In addition to these strategies, an emotional connection can be fostered by highlighting real-life stories of success from individuals who have successfully navigated out of difficult financial situations using these tools and techniques.
By showcasing the emotional impact of these strategies, social sciences organizations can inspire marginalized individuals to take control of their financial well-being and break free from the cycle of payday loans.
Moving forward, it is essential to explore the ethical considerations associated with payday loan lenders. Understanding the potential implications for vulnerable populations will inform policies aimed at protecting consumers and promoting fair lending practices within social sciences organizations.
The potential policy implications of payday loans in social sciences organizations
Analyzing the ethical considerations of payday loan lenders highlighted the potential harm and exploitation that can occur within this industry. Building upon these ethical concerns, it is crucial to examine the policy implications of payday loans in social sciences organizations. By exploring how such loans intersect with financial literacy initiatives, we can better understand their impact on vulnerable populations.
One example illustrating the need for robust policies around payday loans involves a hypothetical case study involving a community organization focused on providing resources for low-income individuals. This organization offers financial literacy workshops as part of its mission to empower individuals with knowledge about personal finance management. However, without addressing the issue of predatory lending practices, their efforts may be undermined by the negative consequences associated with payday loans.
To comprehend the potential policy implications of payday loans in social sciences organizations, several key factors should be considered:
- Accessibility: Payday loan access must be examined from an equity standpoint, considering whether certain communities are disproportionately targeted or lack viable alternatives.
- Education: Financial literacy programs should incorporate information specifically related to payday loan borrowing and its consequences.
- Regulation: Policies should address interest rate caps, repayment terms, and disclosure requirements to ensure fair lending practices.
- Collaboration: Social sciences organizations could collaborate with advocacy groups and policymakers to advocate for comprehensive reform regarding payday loans.
The emotional toll experienced by individuals caught in cycles of debt due to high-interest payday loans cannot be understated.
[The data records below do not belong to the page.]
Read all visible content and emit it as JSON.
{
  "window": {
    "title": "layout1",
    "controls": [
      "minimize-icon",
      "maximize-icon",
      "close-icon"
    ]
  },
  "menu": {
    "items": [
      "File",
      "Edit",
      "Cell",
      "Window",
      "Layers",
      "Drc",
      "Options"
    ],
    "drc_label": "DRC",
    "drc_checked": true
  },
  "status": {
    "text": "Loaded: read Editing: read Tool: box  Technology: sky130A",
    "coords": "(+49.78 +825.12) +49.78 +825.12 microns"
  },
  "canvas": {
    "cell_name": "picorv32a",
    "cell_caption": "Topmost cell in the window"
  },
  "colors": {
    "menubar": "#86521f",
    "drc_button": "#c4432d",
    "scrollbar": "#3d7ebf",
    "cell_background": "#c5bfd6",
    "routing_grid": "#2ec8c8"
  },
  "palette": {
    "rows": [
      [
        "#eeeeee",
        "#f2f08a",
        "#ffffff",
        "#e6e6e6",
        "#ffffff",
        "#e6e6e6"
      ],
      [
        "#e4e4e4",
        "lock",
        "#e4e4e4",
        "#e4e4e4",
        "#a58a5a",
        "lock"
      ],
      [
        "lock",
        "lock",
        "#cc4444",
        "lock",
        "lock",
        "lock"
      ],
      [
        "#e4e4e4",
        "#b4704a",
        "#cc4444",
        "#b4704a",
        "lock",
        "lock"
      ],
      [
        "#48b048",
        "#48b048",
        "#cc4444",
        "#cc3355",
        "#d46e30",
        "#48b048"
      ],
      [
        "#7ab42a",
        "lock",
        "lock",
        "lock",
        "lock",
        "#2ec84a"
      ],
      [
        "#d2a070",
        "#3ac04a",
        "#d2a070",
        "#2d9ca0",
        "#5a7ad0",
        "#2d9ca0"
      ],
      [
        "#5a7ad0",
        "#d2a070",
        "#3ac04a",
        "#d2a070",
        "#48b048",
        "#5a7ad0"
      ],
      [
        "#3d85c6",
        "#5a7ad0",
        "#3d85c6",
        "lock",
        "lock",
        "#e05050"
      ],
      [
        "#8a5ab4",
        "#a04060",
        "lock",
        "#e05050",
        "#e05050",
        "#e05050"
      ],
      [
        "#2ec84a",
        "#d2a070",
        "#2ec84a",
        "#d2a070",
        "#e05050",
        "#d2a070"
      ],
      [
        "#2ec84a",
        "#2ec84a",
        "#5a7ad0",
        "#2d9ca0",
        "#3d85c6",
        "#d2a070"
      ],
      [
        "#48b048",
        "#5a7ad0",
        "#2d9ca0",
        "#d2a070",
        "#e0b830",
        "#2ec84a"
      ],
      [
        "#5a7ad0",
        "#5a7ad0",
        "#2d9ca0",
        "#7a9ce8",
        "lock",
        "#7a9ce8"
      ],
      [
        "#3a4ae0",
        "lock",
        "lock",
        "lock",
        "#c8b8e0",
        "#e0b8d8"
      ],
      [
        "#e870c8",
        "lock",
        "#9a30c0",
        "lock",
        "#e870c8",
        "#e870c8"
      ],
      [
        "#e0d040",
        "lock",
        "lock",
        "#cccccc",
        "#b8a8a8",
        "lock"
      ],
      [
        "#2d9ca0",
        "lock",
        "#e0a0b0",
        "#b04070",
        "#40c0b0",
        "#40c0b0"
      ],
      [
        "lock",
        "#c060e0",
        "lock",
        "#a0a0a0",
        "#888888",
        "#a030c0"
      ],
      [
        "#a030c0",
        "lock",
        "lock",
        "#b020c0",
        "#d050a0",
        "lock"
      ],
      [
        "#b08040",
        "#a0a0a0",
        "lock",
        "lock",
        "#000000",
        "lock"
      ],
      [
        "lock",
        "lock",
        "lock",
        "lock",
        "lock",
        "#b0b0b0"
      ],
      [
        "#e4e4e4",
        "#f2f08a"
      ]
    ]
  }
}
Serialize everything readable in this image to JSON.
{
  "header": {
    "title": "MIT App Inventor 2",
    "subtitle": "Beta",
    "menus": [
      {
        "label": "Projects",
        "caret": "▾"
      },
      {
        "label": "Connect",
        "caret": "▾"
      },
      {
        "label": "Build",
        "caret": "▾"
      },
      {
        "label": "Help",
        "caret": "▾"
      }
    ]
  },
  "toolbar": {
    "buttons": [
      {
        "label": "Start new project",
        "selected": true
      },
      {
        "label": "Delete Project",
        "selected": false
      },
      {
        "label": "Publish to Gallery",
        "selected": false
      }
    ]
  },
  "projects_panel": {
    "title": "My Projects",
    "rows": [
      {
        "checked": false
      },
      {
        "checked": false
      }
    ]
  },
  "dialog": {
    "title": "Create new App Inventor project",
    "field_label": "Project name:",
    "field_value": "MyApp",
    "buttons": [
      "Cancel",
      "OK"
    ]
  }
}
To highlight this aspect further, consider the following table:
|Stress||Constant worry over meeting repayment deadlines and accumulating interest rates|
|Shame||Feelings of embarrassment and self-blame surrounding taking out a payday loan|
|Desperation||A sense of hopelessness when faced with limited options for immediate cash needs|
|Vulnerability||Increased susceptibility to exploitative practices due to financial instability|
In conclusion, examining the policy implications of payday loans within social sciences organizations is essential for understanding their potential impact on vulnerable populations. By developing comprehensive policies that address accessibility, education, regulation, and collaboration, these organizations can strive towards promoting financial literacy while safeguarding individuals from the negative consequences associated with payday loans. It is crucial to recognize the emotional toll experienced by those affected and work towards creating a more equitable and sustainable financial system.